There is no cure for Guillain-Barre syndrome. However, many treatments are available to help reduce symptoms, treat complications, and speed up recovery.
When symptoms are severe, the patient will need to go to the hospital for treatment, which may include artificial breathing support.
In the early stages of the illness, treatments that remove or block the proteins that attack the nerve cells, called antibodies, may reduce the severity and duration of Guillain-Barre symptoms.
One method is called plasmapheresis, and it is used to remove the antibodies from the blood. The process involves taking blood from the body, usually from the arm, pumping it into a machine that removes the antibodies, and then sending it back into the body.
A second method is to block the antibodies using high-dose immunoglobulin therapy (IVIG). In this case, the immunoglobulins are added to the blood in large quantities, blocking the antibodies that cause inflammation.
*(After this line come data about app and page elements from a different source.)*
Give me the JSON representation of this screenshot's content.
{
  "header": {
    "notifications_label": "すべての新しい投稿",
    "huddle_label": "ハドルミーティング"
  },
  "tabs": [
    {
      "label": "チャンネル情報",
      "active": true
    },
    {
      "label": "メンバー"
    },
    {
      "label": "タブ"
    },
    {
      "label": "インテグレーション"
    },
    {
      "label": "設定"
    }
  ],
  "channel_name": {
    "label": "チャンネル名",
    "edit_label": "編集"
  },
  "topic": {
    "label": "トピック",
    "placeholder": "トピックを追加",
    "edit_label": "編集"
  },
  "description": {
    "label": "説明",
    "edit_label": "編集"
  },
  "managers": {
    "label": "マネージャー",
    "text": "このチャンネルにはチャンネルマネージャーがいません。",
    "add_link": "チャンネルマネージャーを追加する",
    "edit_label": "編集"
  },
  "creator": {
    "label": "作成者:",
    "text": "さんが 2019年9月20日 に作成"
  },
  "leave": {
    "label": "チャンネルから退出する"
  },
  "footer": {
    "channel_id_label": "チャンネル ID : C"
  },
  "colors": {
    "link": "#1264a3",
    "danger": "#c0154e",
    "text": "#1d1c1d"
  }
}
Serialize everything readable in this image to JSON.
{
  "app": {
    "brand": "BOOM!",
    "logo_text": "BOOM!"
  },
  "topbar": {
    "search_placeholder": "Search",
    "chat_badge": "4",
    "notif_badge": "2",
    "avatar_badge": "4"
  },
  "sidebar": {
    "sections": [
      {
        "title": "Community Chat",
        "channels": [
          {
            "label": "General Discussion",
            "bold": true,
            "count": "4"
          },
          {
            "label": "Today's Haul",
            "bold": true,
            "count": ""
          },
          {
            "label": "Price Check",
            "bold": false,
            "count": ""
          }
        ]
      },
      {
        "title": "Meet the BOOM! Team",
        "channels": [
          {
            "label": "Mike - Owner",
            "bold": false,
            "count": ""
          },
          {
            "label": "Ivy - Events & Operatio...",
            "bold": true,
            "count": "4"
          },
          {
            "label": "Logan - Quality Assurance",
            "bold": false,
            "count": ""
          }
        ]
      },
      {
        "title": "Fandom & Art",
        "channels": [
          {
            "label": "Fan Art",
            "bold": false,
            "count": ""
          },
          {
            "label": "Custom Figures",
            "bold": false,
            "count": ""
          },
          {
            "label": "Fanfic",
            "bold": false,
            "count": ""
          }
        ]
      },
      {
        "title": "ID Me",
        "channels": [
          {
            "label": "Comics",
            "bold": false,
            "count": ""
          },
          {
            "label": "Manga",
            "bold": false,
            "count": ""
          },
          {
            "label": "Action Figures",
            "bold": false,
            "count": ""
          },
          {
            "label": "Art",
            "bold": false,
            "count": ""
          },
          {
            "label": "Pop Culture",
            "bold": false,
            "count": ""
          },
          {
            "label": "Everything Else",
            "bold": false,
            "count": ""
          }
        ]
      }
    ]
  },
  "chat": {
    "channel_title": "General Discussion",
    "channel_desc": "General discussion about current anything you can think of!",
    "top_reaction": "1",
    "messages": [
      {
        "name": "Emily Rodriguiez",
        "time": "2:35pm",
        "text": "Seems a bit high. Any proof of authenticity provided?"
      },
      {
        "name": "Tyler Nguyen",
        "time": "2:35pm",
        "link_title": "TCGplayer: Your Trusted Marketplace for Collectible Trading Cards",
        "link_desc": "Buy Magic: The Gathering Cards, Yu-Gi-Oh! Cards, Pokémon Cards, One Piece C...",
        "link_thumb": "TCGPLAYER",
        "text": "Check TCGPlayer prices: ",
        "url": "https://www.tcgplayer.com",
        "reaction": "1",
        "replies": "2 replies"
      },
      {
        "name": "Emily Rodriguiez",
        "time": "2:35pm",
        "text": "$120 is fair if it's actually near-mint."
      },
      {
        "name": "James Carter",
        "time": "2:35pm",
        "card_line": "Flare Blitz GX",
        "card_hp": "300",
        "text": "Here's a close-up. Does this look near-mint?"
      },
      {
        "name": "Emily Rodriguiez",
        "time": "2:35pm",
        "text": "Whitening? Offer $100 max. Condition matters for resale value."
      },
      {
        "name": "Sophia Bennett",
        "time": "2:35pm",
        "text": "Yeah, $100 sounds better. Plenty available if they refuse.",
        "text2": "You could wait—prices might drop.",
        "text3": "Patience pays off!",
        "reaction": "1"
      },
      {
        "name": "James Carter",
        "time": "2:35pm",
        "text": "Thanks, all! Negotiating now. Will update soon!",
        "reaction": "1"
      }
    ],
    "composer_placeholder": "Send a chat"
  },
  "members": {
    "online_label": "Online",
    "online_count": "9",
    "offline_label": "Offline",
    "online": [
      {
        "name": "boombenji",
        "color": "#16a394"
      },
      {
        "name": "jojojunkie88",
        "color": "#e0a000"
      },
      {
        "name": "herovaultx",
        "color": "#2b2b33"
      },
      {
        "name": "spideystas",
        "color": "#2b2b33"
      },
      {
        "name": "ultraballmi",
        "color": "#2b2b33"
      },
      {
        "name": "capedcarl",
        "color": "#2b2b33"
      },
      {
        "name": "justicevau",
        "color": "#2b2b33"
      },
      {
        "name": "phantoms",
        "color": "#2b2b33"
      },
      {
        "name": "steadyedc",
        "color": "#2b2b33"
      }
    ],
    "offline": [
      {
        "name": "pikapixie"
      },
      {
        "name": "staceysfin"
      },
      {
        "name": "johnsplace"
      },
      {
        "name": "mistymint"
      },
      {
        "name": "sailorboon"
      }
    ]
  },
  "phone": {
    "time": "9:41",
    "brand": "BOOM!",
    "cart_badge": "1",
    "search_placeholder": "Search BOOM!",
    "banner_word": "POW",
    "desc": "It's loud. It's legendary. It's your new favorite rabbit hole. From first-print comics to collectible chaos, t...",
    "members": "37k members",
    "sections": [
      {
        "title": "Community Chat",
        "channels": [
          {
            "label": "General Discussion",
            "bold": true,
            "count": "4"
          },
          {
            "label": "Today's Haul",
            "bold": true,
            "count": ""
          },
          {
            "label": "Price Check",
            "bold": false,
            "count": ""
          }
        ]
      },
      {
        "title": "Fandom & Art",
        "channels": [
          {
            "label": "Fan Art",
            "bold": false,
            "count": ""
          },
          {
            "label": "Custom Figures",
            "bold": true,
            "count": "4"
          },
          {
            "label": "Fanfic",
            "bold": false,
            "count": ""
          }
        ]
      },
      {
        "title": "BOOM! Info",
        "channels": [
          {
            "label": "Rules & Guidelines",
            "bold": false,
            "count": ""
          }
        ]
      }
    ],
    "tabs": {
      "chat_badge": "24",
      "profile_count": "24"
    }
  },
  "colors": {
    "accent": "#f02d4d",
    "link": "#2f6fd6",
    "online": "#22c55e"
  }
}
Other treatments are directed at preventing complications.
Blood thinners may be used to prevent blood clots.
If the diaphragm is weak, breathing support or even a breathing tube and ventilator may be needed.
Pain is treated with anti-inflammatory medicines and narcotics, if needed.
Proper body positioning or a feeding tube may be used to prevent choking during feeding if the muscles used for swallowing are weak.
I wish to add that plasmapheresis removes more than just antibodies from the blood; I know that it removes calcium; I suspect it removes insulin also.One method is called plasmapheresis, and it is used to remove the antibodies from the blood. The process involves taking blood from the body, usually from the arm, pumping it into a machine that removes the antibodies, and then sending it back into the body.